# ASSIGNMENT:
Search the data below, and report every line in which "time" occurs.

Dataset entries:
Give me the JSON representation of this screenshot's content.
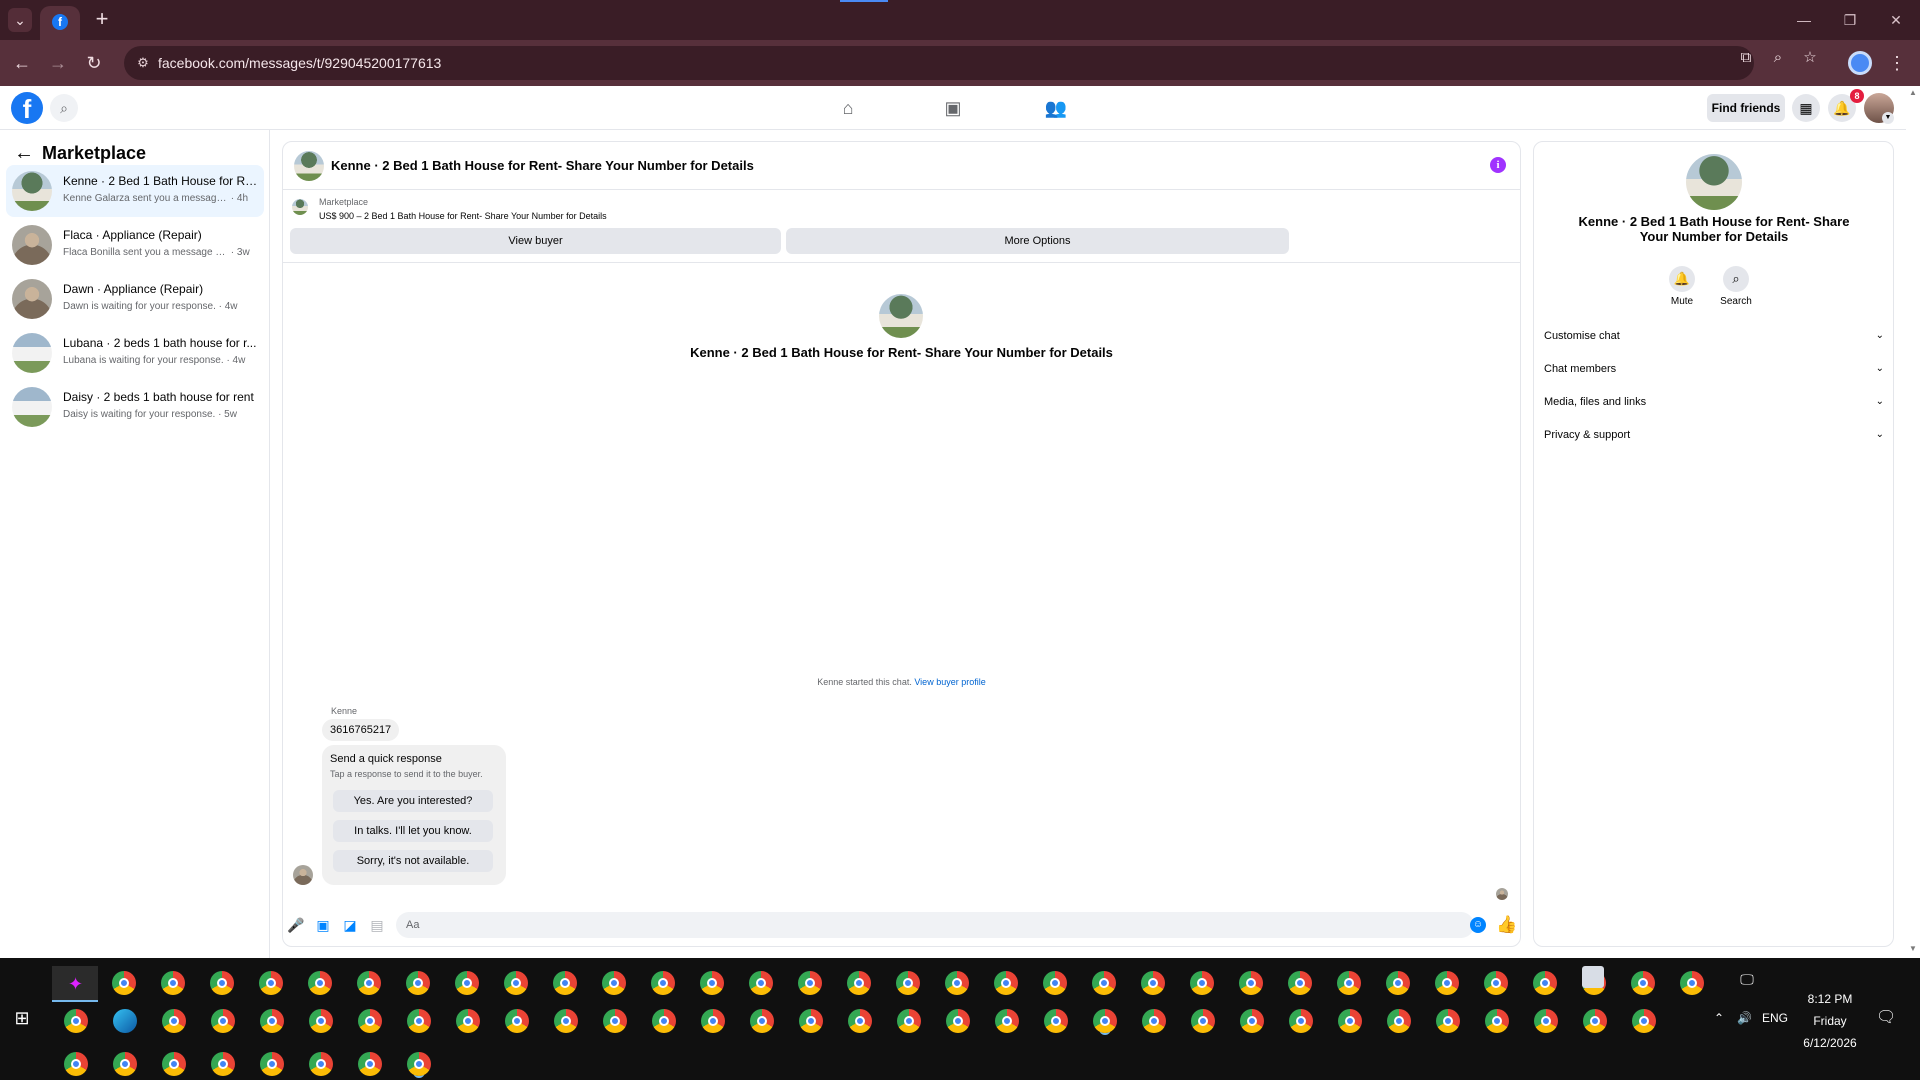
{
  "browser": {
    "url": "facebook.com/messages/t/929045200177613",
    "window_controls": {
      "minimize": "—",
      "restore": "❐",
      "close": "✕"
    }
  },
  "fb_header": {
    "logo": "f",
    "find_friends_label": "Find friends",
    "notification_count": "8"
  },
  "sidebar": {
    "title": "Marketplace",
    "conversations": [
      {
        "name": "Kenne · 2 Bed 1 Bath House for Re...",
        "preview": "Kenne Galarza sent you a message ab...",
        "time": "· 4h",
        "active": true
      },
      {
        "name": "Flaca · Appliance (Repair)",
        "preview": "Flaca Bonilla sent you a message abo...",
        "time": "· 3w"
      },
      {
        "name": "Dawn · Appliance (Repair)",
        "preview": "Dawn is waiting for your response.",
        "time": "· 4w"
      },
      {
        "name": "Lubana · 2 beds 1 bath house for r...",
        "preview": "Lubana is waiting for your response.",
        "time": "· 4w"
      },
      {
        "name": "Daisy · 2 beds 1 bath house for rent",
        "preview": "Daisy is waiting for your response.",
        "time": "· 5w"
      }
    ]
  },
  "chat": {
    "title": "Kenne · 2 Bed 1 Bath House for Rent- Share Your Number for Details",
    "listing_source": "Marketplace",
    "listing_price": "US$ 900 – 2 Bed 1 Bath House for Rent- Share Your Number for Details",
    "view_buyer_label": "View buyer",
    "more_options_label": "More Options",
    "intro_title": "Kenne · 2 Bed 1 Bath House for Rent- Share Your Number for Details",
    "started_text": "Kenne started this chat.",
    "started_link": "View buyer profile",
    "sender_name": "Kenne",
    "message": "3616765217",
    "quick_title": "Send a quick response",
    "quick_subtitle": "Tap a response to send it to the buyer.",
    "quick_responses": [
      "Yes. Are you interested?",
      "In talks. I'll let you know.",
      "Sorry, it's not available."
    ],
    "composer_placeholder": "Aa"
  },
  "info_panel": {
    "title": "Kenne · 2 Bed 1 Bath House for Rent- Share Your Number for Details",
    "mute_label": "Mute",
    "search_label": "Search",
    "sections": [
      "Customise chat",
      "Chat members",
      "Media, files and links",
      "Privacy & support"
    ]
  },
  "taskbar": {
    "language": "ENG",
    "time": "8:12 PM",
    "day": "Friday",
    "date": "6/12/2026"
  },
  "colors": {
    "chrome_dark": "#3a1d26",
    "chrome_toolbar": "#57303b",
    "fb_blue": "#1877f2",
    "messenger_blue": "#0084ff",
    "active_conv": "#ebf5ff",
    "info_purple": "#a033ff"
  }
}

# EXERCISE RESPONSE:
        "time": "· 4h",
        "time": "· 3w"
        "time": "· 4w"
        "time": "· 4w"
        "time": "· 5w"
    "time": "8:12 PM",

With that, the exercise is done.